ESC Edinburgh Open Finals
Nick Forrest reports
The final day had arrived and after 63 games and 10 rounds over 3 days we were left with just four. In the ladies final, top seed and world number 38, Coline Aumard, was up against the highly promising 14 year-old, Habiba Mohamed, who holds the title as the youngest WSA tour title winner.
The main talking point before the match was whether Coline would be able to play following her ankle injury from Saturday’s semi-final. The good news was that Coline was prepared to give it a go after strapping her ankle.
However, the injury was worse than expected and Coline was unfortunately forced to concede the match after going down 11/4 in the first.
A jammed crowd took their seats, many of them having played in the amateur graded events throughout the weekend and were now looking forward to relaxing with a drink and watching some quality squash. Simon Boughton, the tournament organiser for the last 13 years, welcomed everyone and introduced both players. After a brief warm-up on the show court-which due to a combination of spectators and all the squash this weekend, seemed to resemble something closer to a sauna- we were off.
Habiba started at great pace, forcing Coline to twist and turn with deep cross courts to the back. With each twist Coline grimaced and you could tell she wasn’t able to move her full range. However, Habiba remained disciplined, not allowing her opponents injury affect her own game and continued to play some great shots. Coline plugged away, but after going 8/2 down she had already effectively conceded the match. Habiba won the game 11/4 and Coline did what was best for her long term health and conceded due to injury.
Much respect must go to Coline, for even attempting to play. Congratulations though to Habiba, winning her second WSA world tour. Habiba said: “Thank you, I’m delighted to win a WSA tournament again and I would like to come back next year.”
I’m sure we can expect to see big things from her in the future. Hopefully we will see both these players playing each other at next year’s Edinburgh Open and they can give us what I’m sure will be a closely fought contest.
With the ladies match finishing abruptly, many of the spectators filled up their glasses before the men’s final started at 4pm. In the final were Adrian Grant and Daryl Selby, both England Internationals and former Edinburgh Open winners. Selby has been coming to the Edinburgh Open since he was 19 and won last year’s tournament against Tom Richards, whilst Grant beat Saurav Ghosal to win the open in 2010. These two have played each other on many occasions and the crowd expected a closely fought contest. What they got was a pulsating encounter, with rallies that seemed to last for days. In the end Selby was able to retain his trophy, beating Grant 3/1.
Selby said: “It was one of the toughest finals here I’ve had. I would like to thank everyone at the Edinburgh Sports Club for putting on another great event.
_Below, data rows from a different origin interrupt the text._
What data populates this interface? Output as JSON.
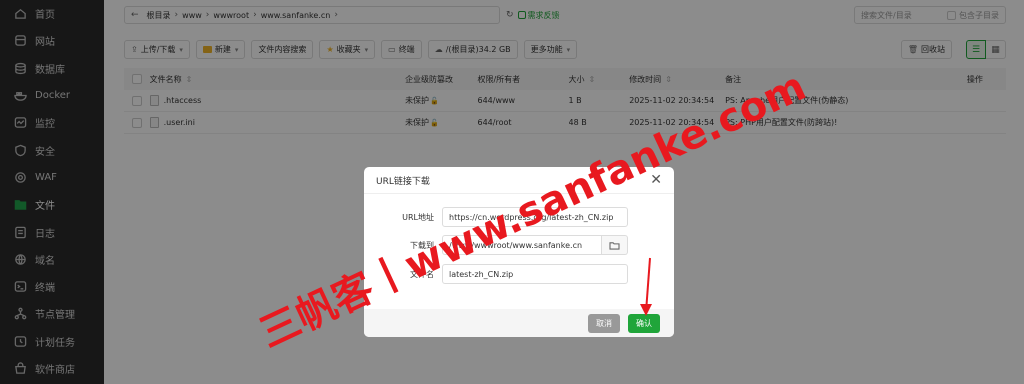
{
  "sidebar": {
    "items": [
      {
        "label": "首页",
        "icon": "home-icon"
      },
      {
        "label": "网站",
        "icon": "globe-icon"
      },
      {
        "label": "数据库",
        "icon": "database-icon"
      },
      {
        "label": "Docker",
        "icon": "docker-icon"
      },
      {
        "label": "监控",
        "icon": "monitor-icon"
      },
      {
        "label": "安全",
        "icon": "shield-icon"
      },
      {
        "label": "WAF",
        "icon": "waf-icon"
      },
      {
        "label": "文件",
        "icon": "folder-icon"
      },
      {
        "label": "日志",
        "icon": "log-icon"
      },
      {
        "label": "域名",
        "icon": "domain-icon"
      },
      {
        "label": "终端",
        "icon": "terminal-icon"
      },
      {
        "label": "节点管理",
        "icon": "node-icon"
      },
      {
        "label": "计划任务",
        "icon": "clock-icon"
      },
      {
        "label": "软件商店",
        "icon": "store-icon"
      }
    ],
    "active_index": 7,
    "accent": "#21a34b"
  },
  "topbar": {
    "path": [
      "根目录",
      "www",
      "wwwroot",
      "www.sanfanke.cn"
    ],
    "feedback": "需求反馈",
    "search_placeholder": "搜索文件/目录",
    "include_subdir": "包含子目录"
  },
  "toolbar": {
    "upload": "上传/下载",
    "new": "新建",
    "search_content": "文件内容搜索",
    "favorites": "收藏夹",
    "terminal": "终端",
    "disk": "/(根目录)34.2 GB",
    "more": "更多功能",
    "recycle": "回收站"
  },
  "table": {
    "headers": {
      "name": "文件名称",
      "protect": "企业级防篡改",
      "perm": "权限/所有者",
      "size": "大小",
      "mtime": "修改时间",
      "note": "备注",
      "op": "操作"
    },
    "rows": [
      {
        "name": ".htaccess",
        "protect": "未保护",
        "perm": "644/www",
        "size": "1 B",
        "mtime": "2025-11-02 20:34:54",
        "note": "PS: Apache用户配置文件(伪静态)"
      },
      {
        "name": ".user.ini",
        "protect": "未保护",
        "perm": "644/root",
        "size": "48 B",
        "mtime": "2025-11-02 20:34:54",
        "note": "PS: PHP用户配置文件(防跨站)!"
      }
    ]
  },
  "dialog": {
    "title": "URL链接下载",
    "url_label": "URL地址",
    "url_value": "https://cn.wordpress.org/latest-zh_CN.zip",
    "dir_label": "下载到",
    "dir_value": "/www/wwwroot/www.sanfanke.cn",
    "filename_label": "文件名",
    "filename_value": "latest-zh_CN.zip",
    "cancel": "取消",
    "confirm": "确认"
  },
  "watermark": {
    "text": "三帆客丨www.sanfanke.com",
    "color": "#e8191f"
  }
}
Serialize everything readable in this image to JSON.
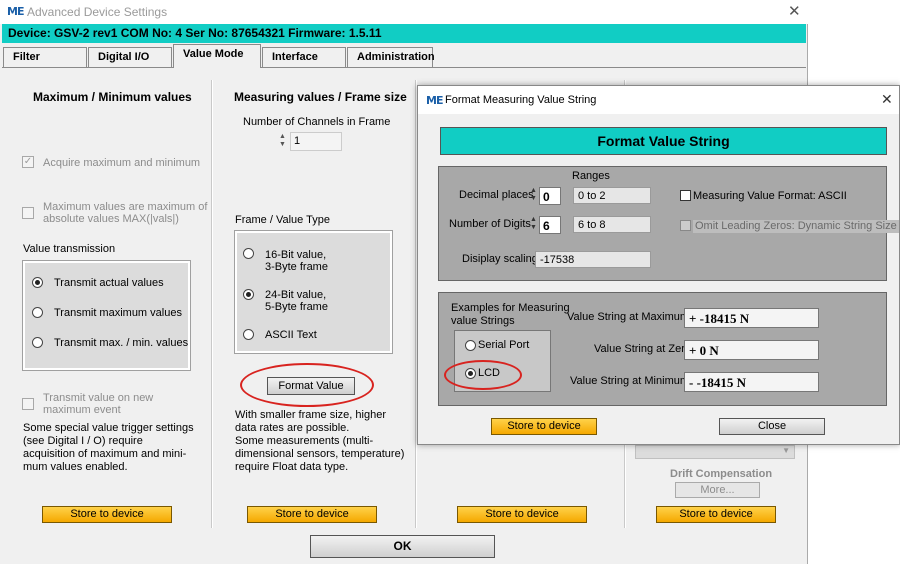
{
  "main_window": {
    "title": "Advanced Device Settings",
    "logo_text": "ME",
    "device_info": "Device: GSV-2 rev1 COM No: 4 Ser No: 87654321 Firmware: 1.5.11",
    "tabs": [
      {
        "label": "Filter",
        "active": false
      },
      {
        "label": "Digital I/O",
        "active": false
      },
      {
        "label": "Value Mode",
        "active": true
      },
      {
        "label": "Interface",
        "active": false
      },
      {
        "label": "Administration",
        "active": false
      }
    ],
    "ok_label": "OK"
  },
  "maxmin": {
    "heading": "Maximum / Minimum values",
    "acquire_label": "Acquire maximum and minimum",
    "acquire_checked": true,
    "absolute_label_1": "Maximum values are maximum of",
    "absolute_label_2": "absolute values MAX(|vals|)",
    "value_transmission_label": "Value transmission",
    "radios": [
      "Transmit actual values",
      "Transmit maximum values",
      "Transmit max. / min. values"
    ],
    "selected_radio": 0,
    "new_max_label_1": "Transmit value on new",
    "new_max_label_2": "maximum event",
    "note": [
      "Some special value trigger settings",
      "(see Digital I / O) require",
      "acquisition of maximum and mini-",
      "mum values enabled."
    ],
    "store_label": "Store to device"
  },
  "measuring": {
    "heading": "Measuring values / Frame size",
    "channels_label": "Number of Channels in Frame",
    "channels_value": "1",
    "frame_type_label": "Frame / Value Type",
    "opt1_line1": "16-Bit value,",
    "opt1_line2": "3-Byte frame",
    "opt2_line1": "24-Bit value,",
    "opt2_line2": "5-Byte frame",
    "opt3": "ASCII Text",
    "selected_frame": 1,
    "format_button": "Format Value",
    "note": [
      "With smaller frame size, higher",
      "data rates are possible.",
      "Some measurements (multi-",
      "dimensional sensors, temperature)",
      "require Float data type."
    ],
    "store_label": "Store to device"
  },
  "col3": {
    "store_label": "Store to device"
  },
  "col4": {
    "drift_label": "Drift Compensation",
    "more_label": "More...",
    "store_label": "Store to device"
  },
  "dialog": {
    "title": "Format Measuring Value String",
    "header": "Format Value String",
    "ranges_label": "Ranges",
    "decimal_label": "Decimal places",
    "decimal_value": "0",
    "decimal_range": "0 to 2",
    "digits_label": "Number of Digits",
    "digits_value": "6",
    "digits_range": "6 to 8",
    "scaling_label": "Disiplay scaling",
    "scaling_value": "-17538",
    "ascii_label": "Measuring Value Format: ASCII",
    "omit_label": "Omit Leading Zeros: Dynamic String Size",
    "examples_label_1": "Examples for Measuring",
    "examples_label_2": "value Strings",
    "serial_label": "Serial Port",
    "lcd_label": "LCD",
    "selected_example": "LCD",
    "max_label": "Value String at Maximum",
    "max_value": "+ -18415 N",
    "zero_label": "Value String at Zero",
    "zero_value": "+ 0 N",
    "min_label": "Value String at Minimum",
    "min_value": "- -18415 N",
    "store_label": "Store to device",
    "close_label": "Close"
  },
  "colors": {
    "accent_cyan": "#11cdc4",
    "button_orange": "#f5a800",
    "highlight_red": "#d8231f"
  },
  "icons": [
    "app-logo-icon",
    "close-icon",
    "spinner-icon",
    "checkbox-icon",
    "radio-icon"
  ]
}
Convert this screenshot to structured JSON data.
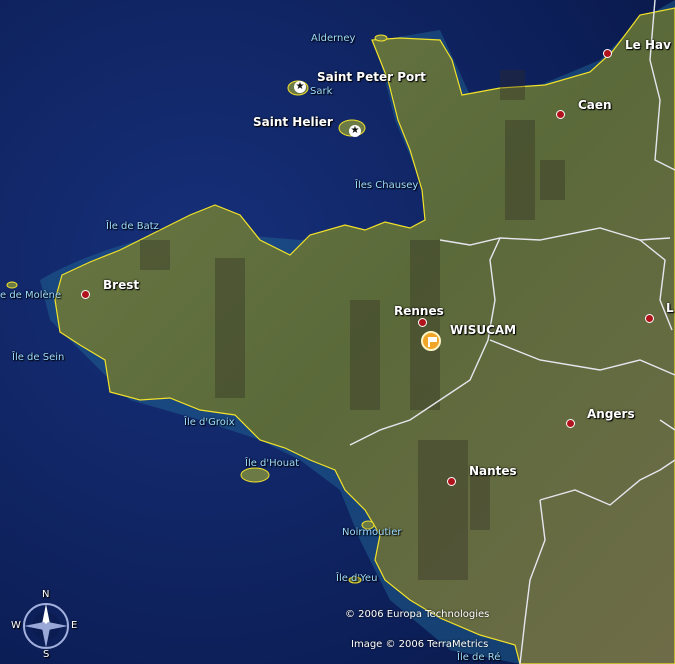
{
  "places": {
    "alderney": "Alderney",
    "saint_peter_port": "Saint Peter Port",
    "sark": "Sark",
    "saint_helier": "Saint Helier",
    "iles_chausey": "Îles Chausey",
    "le_havre": "Le Hav",
    "caen": "Caen",
    "ile_de_batz": "Île de Batz",
    "brest": "Brest",
    "ile_de_molene": "e de Molène",
    "ile_de_sein": "Île de Sein",
    "rennes": "Rennes",
    "wisucam": "WISUCAM",
    "angers": "Angers",
    "laval_partial": "L",
    "ile_de_groix": "Île d'Groix",
    "ile_de_houat": "Île d'Houat",
    "nantes": "Nantes",
    "noirmoutier": "Noirmoutier",
    "ile_d_yeu": "Île d'Yeu",
    "ile_de_re": "Île de Ré"
  },
  "credits": {
    "europa": "© 2006 Europa Technologies",
    "terrametrics": "Image © 2006 TerraMetrics"
  },
  "compass": {
    "n": "N",
    "s": "S",
    "e": "E",
    "w": "W"
  },
  "colors": {
    "sea": "#0d1f5c",
    "land": "#5d6b3c",
    "coast": "#f2e22a",
    "border": "#e6e6ee",
    "city_dot": "#b0131b",
    "placemark": "#f0a526"
  }
}
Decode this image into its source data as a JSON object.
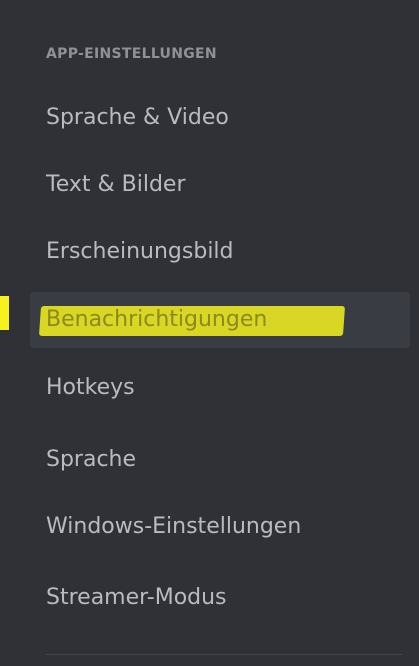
{
  "sidebar": {
    "section_header": "APP-EINSTELLUNGEN",
    "items": [
      {
        "label": "Sprache & Video"
      },
      {
        "label": "Text & Bilder"
      },
      {
        "label": "Erscheinungsbild"
      },
      {
        "label": "Benachrichtigungen",
        "selected": true,
        "highlighted": true
      },
      {
        "label": "Hotkeys"
      },
      {
        "label": "Sprache"
      },
      {
        "label": "Windows-Einstellungen"
      },
      {
        "label": "Streamer-Modus"
      }
    ]
  },
  "colors": {
    "sidebar_background": "#2f3136",
    "section_header": "#8e9297",
    "item_text": "#b9bbbe",
    "selected_background": "#393c43",
    "highlighter": "#f7f21e"
  }
}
I knew I had to win the fourth or that was it.”
The opener was nip and tuck to 4/4 before Grant gained a sizeable 8/5. However, Selby seemed to turn on the gas and brought it back to 8/8. Grant was playing well, but was making one too many unforced errors and Selby was able to win the first 11/8.
The second game was filled with excitement and controversial referee decisions which both players disputed. Although the players must not enjoy some of these decisions, it certainly adds to the suspense of the match. Again, Grant started the stronger, picking up incredibly tight shots but Selby kept the score-line close at 5/4. Just like the first, Grant lost a large amount of points in succession and despite playing well will wonder how he lost 11/5. Most of the crowd expected Selby to complete the hat trick, especially when he went 7/4 up in the third. However, a resurgence in from Grant made sure the fans were left on the edge of their seats as he clawed points back in succession to gain a 9/7 lead. Selby brought it back to 9/9, in a sequence which included a rally which contained over 40 shots. Grant then escaped a stroke decision, much to the bemusement of Selby who argued with the referee that his shot was blocked. He had previously been given a “no let” decision as he tried to reach a drop shot from Grant, which may have added to the frustration. Grant wasn’t to be distracted and won the third 11/9 much to the crowds delight in a guarantee of an extended final. . It was certainly the least Grant deserved, having put so much into the match thus far.
The third game seemed to have taken its toll on Grant as Selby raced to a commanding 8/2 lead, with Grant making several errors. Not too long after Selby was 10/4 up with five match balls. However, Grant never gave up and kept going all the way to the end, pushing Selby to the back of the court with some deep cross courts and forcing him into errors of his own. Grant brought the game back to 10/8 and the crowd were now swinging towards a Grant victory. Selby kept his cool though and with a hard drive to the back of the court won the game and sealed the match.
It was one of the finest Edinburgh Open matches witnessed and the sold out crowd showed their appreciation with a standing ovation. The trophy ceremony followed which brought a conclusion to a fantastic weekend. It was great to see so many Scottish internationalists make it to the latter stages. We witnessed some great squash and look forward to next year which promises to be another exciting Open. Thanks to Simon Boughton, who organises the tournament and works effortlessly. The event wouldn’t be what it is without him.